Example of lighting facts label requirement for CFLs. Image credit: proposed rule, Federal Trade Commission, US 16 CFR Part 305, [RIN 3084-AB03]
As the headline states, a recently published FTC proposal would mandate a uniform label format to inform US consumers on color temperature and bulb life, for example. From the Notice of Proposed Rule Making: "The Lighting Facts label would provide information about brightness, energy cost, the bulb's expected life, color temperature (for example, whether the bulb provides "warm" or "cool" light), as well as wattage. The label also would require disclosures for bulbs containing mercury. The bulb's output in lumens--and a mercury disclosure for bulbs that contain mercury--would also have to be placed on the bulb itself."
If you are a US citizen, download the proposed Federal rule here (pdf file), read it, and then log in here to provide written comments electronically.
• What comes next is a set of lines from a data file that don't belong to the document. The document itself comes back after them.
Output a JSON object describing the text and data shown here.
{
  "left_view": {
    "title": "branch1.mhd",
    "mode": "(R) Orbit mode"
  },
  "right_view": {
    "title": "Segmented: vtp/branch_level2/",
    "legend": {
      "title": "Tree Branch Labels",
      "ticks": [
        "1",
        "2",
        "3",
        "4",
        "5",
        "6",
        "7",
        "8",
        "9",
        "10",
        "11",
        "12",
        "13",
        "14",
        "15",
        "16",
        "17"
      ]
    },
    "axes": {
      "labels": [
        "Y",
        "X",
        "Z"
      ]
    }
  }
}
Read on for my opinion on a rule option that would make this labeling requirement a means for reducing product packaging.The virtual label precedent.
I believe it is time to transition away from requiring label information to reside exclusively on physical labels. As a precedent-setting regulation, addition of a virtual label opt in could provide flexibility and cost savings for manufacturers, as well as help retailers avoid the big cardboard box or bubble pack. (Without a virtual label option, FTC would in effect be mandating increased material consumption and hence environmental impacts.)
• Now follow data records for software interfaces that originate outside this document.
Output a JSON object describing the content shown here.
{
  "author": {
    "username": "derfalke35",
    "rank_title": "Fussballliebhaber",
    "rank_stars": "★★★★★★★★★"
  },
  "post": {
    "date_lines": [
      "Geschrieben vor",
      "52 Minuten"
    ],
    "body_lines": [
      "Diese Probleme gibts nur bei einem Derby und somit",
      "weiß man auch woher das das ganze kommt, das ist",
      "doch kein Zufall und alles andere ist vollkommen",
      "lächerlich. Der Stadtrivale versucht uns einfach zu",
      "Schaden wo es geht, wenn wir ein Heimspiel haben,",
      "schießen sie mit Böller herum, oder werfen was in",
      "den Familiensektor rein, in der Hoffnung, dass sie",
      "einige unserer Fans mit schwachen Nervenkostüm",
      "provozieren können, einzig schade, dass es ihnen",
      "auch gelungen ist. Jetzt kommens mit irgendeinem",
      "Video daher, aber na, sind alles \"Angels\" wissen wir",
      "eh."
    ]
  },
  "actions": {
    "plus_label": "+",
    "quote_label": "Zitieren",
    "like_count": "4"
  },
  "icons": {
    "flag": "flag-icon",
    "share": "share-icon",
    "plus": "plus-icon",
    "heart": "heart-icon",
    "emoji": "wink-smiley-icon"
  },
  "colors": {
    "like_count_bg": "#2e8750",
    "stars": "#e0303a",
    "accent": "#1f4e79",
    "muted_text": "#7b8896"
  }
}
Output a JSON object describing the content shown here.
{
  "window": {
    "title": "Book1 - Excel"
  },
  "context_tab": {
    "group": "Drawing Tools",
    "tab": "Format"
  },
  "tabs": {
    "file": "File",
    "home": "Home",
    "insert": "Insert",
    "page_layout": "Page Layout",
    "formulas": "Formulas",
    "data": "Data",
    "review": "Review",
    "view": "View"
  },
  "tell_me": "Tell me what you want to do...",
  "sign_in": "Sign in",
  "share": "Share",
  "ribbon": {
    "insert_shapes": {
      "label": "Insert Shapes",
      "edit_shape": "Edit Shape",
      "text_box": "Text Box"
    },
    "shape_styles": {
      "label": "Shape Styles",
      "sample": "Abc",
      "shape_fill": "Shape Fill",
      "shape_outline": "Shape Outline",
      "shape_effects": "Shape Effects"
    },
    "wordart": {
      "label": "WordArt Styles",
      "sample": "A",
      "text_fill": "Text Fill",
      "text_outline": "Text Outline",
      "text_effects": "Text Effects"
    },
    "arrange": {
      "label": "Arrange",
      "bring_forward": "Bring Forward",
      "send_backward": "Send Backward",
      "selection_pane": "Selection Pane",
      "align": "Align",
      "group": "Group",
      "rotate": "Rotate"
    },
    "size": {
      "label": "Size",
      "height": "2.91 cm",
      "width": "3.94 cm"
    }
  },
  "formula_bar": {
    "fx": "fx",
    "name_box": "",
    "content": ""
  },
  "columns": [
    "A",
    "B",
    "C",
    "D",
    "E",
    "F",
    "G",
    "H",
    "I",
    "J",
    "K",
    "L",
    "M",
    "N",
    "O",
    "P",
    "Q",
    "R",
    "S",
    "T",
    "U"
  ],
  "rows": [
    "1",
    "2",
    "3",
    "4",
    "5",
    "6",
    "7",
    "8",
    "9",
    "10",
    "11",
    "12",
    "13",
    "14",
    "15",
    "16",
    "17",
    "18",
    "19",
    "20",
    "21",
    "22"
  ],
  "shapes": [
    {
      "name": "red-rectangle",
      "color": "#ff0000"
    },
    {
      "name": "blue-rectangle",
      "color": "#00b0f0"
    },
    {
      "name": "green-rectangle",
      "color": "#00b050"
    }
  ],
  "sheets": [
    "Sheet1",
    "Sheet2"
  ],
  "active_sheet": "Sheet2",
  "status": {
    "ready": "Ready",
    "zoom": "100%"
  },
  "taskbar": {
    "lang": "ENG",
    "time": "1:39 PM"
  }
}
Keep it simple and cheap.
You can't expect consumers to lug computers around while shopping; nor would it be appropriate to mandate point of purchase placards - just consumes more "stuff."
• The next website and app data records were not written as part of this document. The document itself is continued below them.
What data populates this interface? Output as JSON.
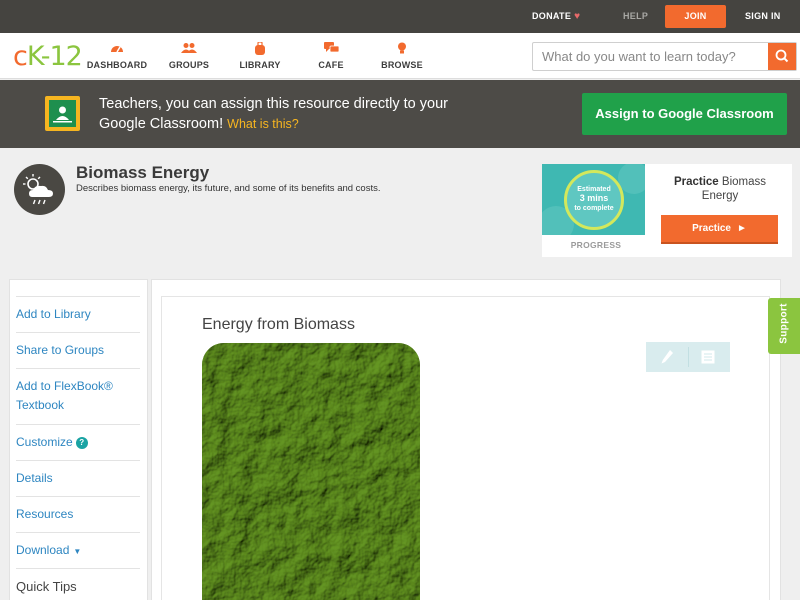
{
  "topbar": {
    "donate": "DONATE",
    "help": "HELP",
    "join": "JOIN",
    "signin": "SIGN IN"
  },
  "logo": {
    "c": "c",
    "k": "K",
    "dash": "-",
    "num": "12"
  },
  "nav": {
    "items": [
      {
        "label": "DASHBOARD",
        "icon": "dashboard-icon"
      },
      {
        "label": "GROUPS",
        "icon": "groups-icon"
      },
      {
        "label": "LIBRARY",
        "icon": "library-icon"
      },
      {
        "label": "CAFE",
        "icon": "cafe-icon"
      },
      {
        "label": "BROWSE",
        "icon": "browse-icon"
      }
    ]
  },
  "search": {
    "placeholder": "What do you want to learn today?"
  },
  "banner": {
    "text": "Teachers, you can assign this resource directly to your Google Classroom!",
    "what": "What is this?",
    "assign": "Assign to Google Classroom"
  },
  "concept": {
    "title": "Biomass Energy",
    "description": "Describes biomass energy, its future, and some of its benefits and costs."
  },
  "practice": {
    "estimated": "Estimated",
    "mins": "3 mins",
    "complete": "to complete",
    "progress_label": "PROGRESS",
    "title_bold": "Practice",
    "title_rest": "Biomass Energy",
    "button": "Practice"
  },
  "sidebar": {
    "add_library": "Add to Library",
    "share_groups": "Share to Groups",
    "add_flexbook": "Add to FlexBook® Textbook",
    "customize": "Customize",
    "details": "Details",
    "resources": "Resources",
    "download": "Download",
    "quick_tips": "Quick Tips"
  },
  "content": {
    "title": "Energy from Biomass"
  },
  "support": "Support",
  "colors": {
    "brand_orange": "#f26a2e",
    "brand_green": "#8bc53f",
    "assign_green": "#20a14a",
    "link_blue": "#2e86c1",
    "topbar": "#454440",
    "banner": "#4d4b47"
  }
}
I realize that iPhone owners get all pumped about apps that let their phone camera scan a bar code and bring down product data. Unfortunately it's not an acceptable for those who can not afford the steep cost for web access on their phone.
On the other hand, access to cell phone texting services is almost universal, even on pay-ahead, no-contract phones. Let shoppers call or text a toll free number, pick a language, enter a product code, and get the data texted back in a few seconds. This would have the added advantage of allowing owners of a bulb found in a drawer or removed from a light fixture, years after the original purchase, to have access to the full range of information.